◆ Exercise aim ◆
All of the entries need to be repeated exactly. Leave nothing out.

___

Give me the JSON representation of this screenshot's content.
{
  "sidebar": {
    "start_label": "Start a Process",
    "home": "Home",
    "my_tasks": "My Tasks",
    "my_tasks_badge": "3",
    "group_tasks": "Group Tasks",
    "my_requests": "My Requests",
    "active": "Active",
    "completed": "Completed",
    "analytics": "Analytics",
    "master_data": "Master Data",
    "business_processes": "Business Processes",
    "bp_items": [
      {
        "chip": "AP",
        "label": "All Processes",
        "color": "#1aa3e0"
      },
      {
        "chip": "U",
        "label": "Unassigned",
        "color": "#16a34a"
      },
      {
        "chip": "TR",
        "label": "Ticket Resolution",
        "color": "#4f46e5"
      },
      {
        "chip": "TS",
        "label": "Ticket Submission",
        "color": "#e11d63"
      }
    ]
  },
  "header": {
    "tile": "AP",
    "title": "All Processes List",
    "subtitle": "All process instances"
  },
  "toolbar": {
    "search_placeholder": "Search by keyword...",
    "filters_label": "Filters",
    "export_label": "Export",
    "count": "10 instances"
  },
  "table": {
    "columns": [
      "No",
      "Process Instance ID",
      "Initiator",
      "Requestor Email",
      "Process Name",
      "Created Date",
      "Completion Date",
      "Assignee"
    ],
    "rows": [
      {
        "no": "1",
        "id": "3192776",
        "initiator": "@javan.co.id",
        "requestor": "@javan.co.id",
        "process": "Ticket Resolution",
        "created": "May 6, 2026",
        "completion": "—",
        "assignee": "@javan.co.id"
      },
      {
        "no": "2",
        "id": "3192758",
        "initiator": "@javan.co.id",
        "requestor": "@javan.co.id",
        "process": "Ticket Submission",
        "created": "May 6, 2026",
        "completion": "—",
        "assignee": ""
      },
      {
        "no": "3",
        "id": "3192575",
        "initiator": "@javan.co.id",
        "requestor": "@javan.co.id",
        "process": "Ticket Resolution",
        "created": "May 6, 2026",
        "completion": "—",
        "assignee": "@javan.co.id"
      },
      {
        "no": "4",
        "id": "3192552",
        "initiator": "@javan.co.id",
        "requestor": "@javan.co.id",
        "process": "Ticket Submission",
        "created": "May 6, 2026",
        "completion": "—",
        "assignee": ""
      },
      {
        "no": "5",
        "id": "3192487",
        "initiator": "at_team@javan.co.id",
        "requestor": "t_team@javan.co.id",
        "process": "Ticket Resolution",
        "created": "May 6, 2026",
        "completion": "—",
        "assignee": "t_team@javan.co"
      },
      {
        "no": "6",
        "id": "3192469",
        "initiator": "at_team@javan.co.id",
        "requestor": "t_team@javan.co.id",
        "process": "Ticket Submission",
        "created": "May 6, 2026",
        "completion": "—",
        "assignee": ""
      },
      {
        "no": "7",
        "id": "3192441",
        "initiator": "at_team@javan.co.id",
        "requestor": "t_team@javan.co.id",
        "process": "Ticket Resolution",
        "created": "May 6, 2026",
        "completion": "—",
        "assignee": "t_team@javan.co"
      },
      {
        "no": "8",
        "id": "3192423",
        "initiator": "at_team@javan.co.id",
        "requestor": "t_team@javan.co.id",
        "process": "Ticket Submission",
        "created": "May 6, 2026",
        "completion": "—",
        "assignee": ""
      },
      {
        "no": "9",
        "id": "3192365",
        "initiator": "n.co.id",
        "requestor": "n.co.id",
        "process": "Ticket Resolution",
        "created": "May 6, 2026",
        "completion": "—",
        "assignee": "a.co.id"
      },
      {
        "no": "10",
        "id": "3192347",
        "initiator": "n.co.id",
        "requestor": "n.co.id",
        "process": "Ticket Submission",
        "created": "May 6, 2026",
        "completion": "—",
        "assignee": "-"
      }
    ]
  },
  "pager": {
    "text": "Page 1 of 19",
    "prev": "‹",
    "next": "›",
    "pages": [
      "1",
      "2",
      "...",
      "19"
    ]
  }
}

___

◆ Output of the task ◆
Give me the JSON representation of this screenshot's content.
{
  "sidebar": {
    "start_label": "Start a Process",
    "home": "Home",
    "my_tasks": "My Tasks",
    "my_tasks_badge": "3",
    "group_tasks": "Group Tasks",
    "my_requests": "My Requests",
    "active": "Active",
    "completed": "Completed",
    "analytics": "Analytics",
    "master_data": "Master Data",
    "business_processes": "Business Processes",
    "bp_items": [
      {
        "chip": "AP",
        "label": "All Processes",
        "color": "#1aa3e0"
      },
      {
        "chip": "U",
        "label": "Unassigned",
        "color": "#16a34a"
      },
      {
        "chip": "TR",
        "label": "Ticket Resolution",
        "color": "#4f46e5"
      },
      {
        "chip": "TS",
        "label": "Ticket Submission",
        "color": "#e11d63"
      }
    ]
  },
  "header": {
    "tile": "AP",
    "title": "All Processes List",
    "subtitle": "All process instances"
  },
  "toolbar": {
    "search_placeholder": "Search by keyword...",
    "filters_label": "Filters",
    "export_label": "Export",
    "count": "10 instances"
  },
  "table": {
    "columns": [
      "No",
      "Process Instance ID",
      "Initiator",
      "Requestor Email",
      "Process Name",
      "Created Date",
      "Completion Date",
      "Assignee"
    ],
    "rows": [
      {
        "no": "1",
        "id": "3192776",
        "initiator": "@javan.co.id",
        "requestor": "@javan.co.id",
        "process": "Ticket Resolution",
        "created": "May 6, 2026",
        "completion": "—",
        "assignee": "@javan.co.id"
      },
      {
        "no": "2",
        "id": "3192758",
        "initiator": "@javan.co.id",
        "requestor": "@javan.co.id",
        "process": "Ticket Submission",
        "created": "May 6, 2026",
        "completion": "—",
        "assignee": ""
      },
      {
        "no": "3",
        "id": "3192575",
        "initiator": "@javan.co.id",
        "requestor": "@javan.co.id",
        "process": "Ticket Resolution",
        "created": "May 6, 2026",
        "completion": "—",
        "assignee": "@javan.co.id"
      },
      {
        "no": "4",
        "id": "3192552",
        "initiator": "@javan.co.id",
        "requestor": "@javan.co.id",
        "process": "Ticket Submission",
        "created": "May 6, 2026",
        "completion": "—",
        "assignee": ""
      },
      {
        "no": "5",
        "id": "3192487",
        "initiator": "at_team@javan.co.id",
        "requestor": "t_team@javan.co.id",
        "process": "Ticket Resolution",
        "created": "May 6, 2026",
        "completion": "—",
        "assignee": "t_team@javan.co"
      },
      {
        "no": "6",
        "id": "3192469",
        "initiator": "at_team@javan.co.id",
        "requestor": "t_team@javan.co.id",
        "process": "Ticket Submission",
        "created": "May 6, 2026",
        "completion": "—",
        "assignee": ""
      },
      {
        "no": "7",
        "id": "3192441",
        "initiator": "at_team@javan.co.id",
        "requestor": "t_team@javan.co.id",
        "process": "Ticket Resolution",
        "created": "May 6, 2026",
        "completion": "—",
        "assignee": "t_team@javan.co"
      },
      {
        "no": "8",
        "id": "3192423",
        "initiator": "at_team@javan.co.id",
        "requestor": "t_team@javan.co.id",
        "process": "Ticket Submission",
        "created": "May 6, 2026",
        "completion": "—",
        "assignee": ""
      },
      {
        "no": "9",
        "id": "3192365",
        "initiator": "n.co.id",
        "requestor": "n.co.id",
        "process": "Ticket Resolution",
        "created": "May 6, 2026",
        "completion": "—",
        "assignee": "a.co.id"
      },
      {
        "no": "10",
        "id": "3192347",
        "initiator": "n.co.id",
        "requestor": "n.co.id",
        "process": "Ticket Submission",
        "created": "May 6, 2026",
        "completion": "—",
        "assignee": "-"
      }
    ]
  },
  "pager": {
    "text": "Page 1 of 19",
    "prev": "‹",
    "next": "›",
    "pages": [
      "1",
      "2",
      "...",
      "19"
    ]
  }
}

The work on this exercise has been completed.